■ **Directions**
In the records that follow, count each line where the string "title" occurs. Provide the total and no other text.

Collection entries
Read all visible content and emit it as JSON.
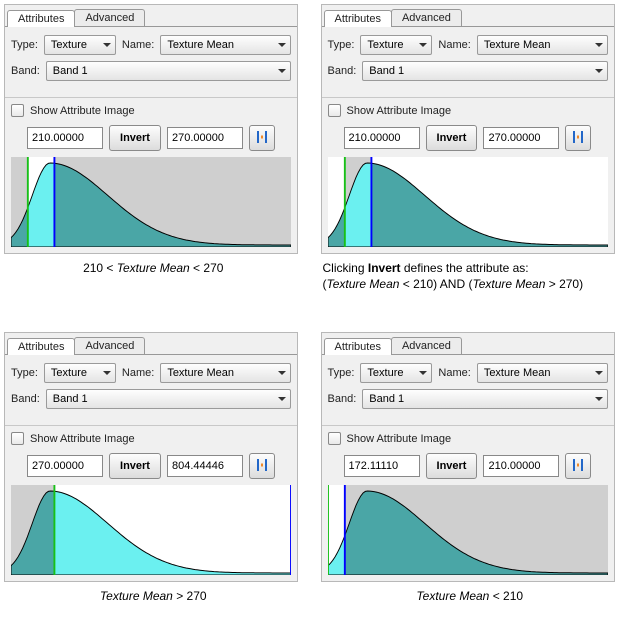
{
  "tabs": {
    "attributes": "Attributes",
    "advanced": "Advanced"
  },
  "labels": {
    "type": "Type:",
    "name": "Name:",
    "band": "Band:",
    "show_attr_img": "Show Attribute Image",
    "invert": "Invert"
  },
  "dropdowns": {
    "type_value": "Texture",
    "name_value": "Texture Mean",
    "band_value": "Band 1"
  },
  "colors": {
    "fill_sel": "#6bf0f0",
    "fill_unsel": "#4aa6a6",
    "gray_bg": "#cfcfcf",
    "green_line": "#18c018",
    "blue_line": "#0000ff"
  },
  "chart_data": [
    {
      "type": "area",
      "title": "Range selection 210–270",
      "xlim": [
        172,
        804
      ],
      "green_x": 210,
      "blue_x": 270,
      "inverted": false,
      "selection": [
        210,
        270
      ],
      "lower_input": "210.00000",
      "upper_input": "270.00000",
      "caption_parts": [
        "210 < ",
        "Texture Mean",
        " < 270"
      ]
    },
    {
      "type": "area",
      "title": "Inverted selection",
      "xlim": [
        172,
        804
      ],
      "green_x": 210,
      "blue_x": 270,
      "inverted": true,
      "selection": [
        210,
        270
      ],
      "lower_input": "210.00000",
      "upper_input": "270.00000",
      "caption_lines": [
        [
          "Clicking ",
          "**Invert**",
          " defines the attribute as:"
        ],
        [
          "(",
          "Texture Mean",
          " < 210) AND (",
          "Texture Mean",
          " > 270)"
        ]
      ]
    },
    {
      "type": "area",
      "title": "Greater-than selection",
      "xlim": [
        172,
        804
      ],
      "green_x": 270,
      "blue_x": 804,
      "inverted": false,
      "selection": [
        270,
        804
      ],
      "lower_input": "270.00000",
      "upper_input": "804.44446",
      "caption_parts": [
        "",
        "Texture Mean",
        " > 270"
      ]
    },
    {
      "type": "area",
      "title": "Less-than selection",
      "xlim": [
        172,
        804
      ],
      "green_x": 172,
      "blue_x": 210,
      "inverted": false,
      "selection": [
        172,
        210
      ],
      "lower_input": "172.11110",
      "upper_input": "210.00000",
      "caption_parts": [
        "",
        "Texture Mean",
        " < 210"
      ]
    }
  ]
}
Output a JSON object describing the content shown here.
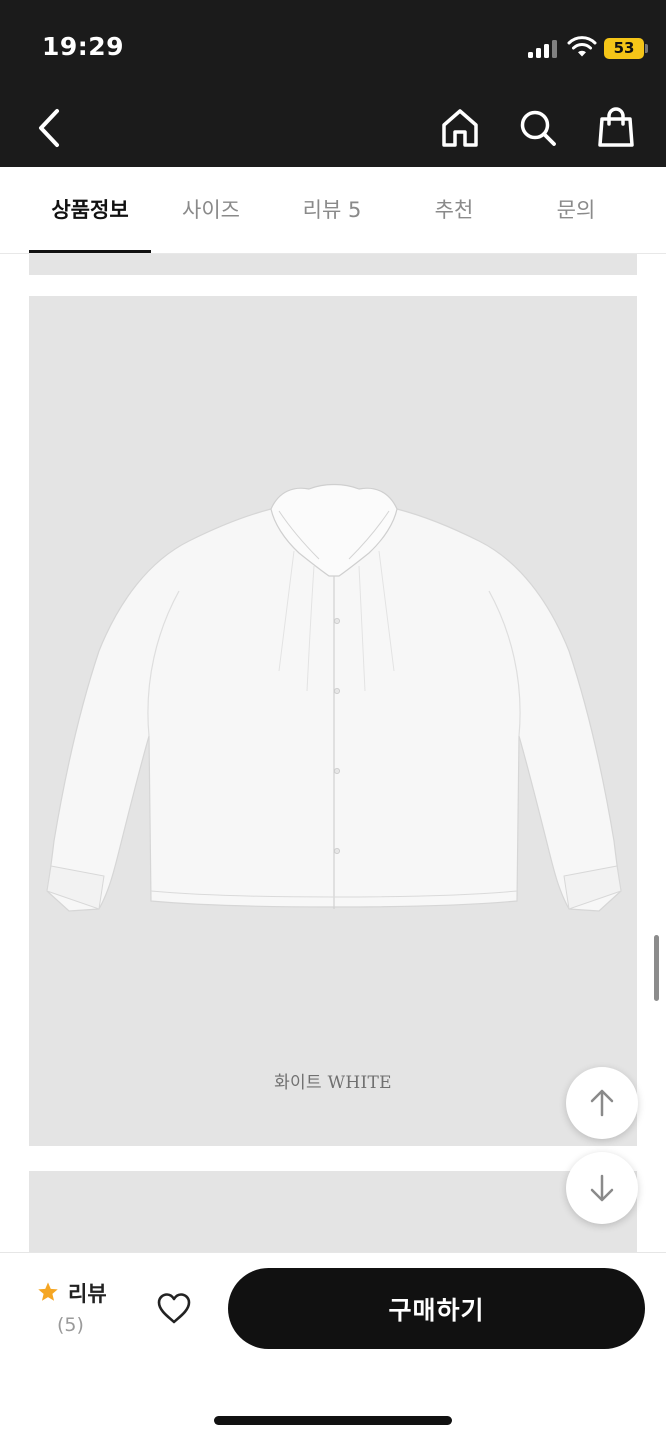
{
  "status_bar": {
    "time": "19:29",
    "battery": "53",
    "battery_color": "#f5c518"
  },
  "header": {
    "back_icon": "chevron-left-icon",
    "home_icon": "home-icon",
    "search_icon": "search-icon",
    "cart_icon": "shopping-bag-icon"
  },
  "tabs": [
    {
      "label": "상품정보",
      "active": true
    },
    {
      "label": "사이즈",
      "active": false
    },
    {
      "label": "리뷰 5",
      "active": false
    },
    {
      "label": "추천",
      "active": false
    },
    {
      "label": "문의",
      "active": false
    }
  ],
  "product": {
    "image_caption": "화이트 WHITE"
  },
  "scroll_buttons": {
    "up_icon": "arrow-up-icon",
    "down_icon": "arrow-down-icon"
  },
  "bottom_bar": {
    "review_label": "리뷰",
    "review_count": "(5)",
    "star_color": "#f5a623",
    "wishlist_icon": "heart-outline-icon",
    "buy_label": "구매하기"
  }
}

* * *

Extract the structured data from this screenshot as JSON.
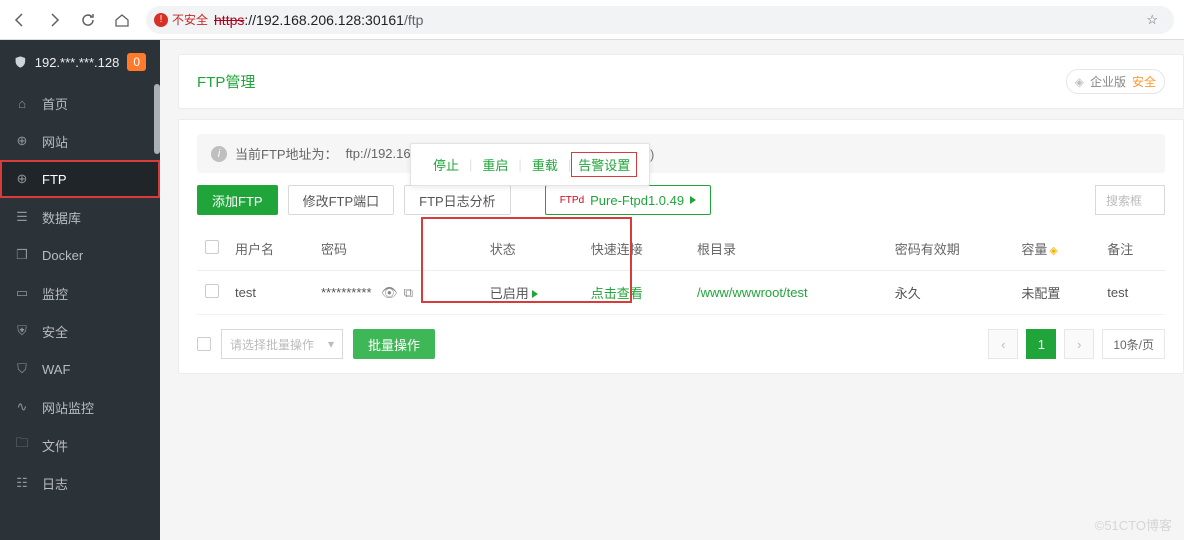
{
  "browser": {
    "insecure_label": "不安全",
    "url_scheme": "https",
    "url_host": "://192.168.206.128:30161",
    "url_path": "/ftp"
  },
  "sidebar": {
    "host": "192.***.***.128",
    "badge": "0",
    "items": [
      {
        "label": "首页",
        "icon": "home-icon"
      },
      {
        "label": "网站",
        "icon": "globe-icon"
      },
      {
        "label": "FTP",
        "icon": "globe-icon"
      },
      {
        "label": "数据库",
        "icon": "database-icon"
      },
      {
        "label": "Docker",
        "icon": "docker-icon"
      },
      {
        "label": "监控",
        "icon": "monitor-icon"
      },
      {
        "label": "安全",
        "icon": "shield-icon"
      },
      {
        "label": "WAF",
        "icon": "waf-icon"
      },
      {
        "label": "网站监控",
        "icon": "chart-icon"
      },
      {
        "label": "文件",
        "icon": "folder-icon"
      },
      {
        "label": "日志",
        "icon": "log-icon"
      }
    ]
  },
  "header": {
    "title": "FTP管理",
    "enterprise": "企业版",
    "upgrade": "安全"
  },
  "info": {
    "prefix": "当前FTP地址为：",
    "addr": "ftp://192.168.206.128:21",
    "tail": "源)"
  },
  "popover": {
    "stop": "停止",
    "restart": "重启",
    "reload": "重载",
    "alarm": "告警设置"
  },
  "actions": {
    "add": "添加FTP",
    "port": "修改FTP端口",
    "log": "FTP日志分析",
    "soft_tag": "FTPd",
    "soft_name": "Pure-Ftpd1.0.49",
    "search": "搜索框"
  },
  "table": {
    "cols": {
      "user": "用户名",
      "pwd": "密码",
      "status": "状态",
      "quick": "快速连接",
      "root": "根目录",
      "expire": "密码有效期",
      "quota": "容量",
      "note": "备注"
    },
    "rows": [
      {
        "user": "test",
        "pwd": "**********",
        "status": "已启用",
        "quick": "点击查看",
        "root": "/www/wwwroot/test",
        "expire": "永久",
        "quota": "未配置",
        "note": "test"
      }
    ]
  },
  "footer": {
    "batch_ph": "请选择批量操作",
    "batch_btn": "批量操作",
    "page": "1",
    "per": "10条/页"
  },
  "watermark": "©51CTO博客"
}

■ **Your solution**
5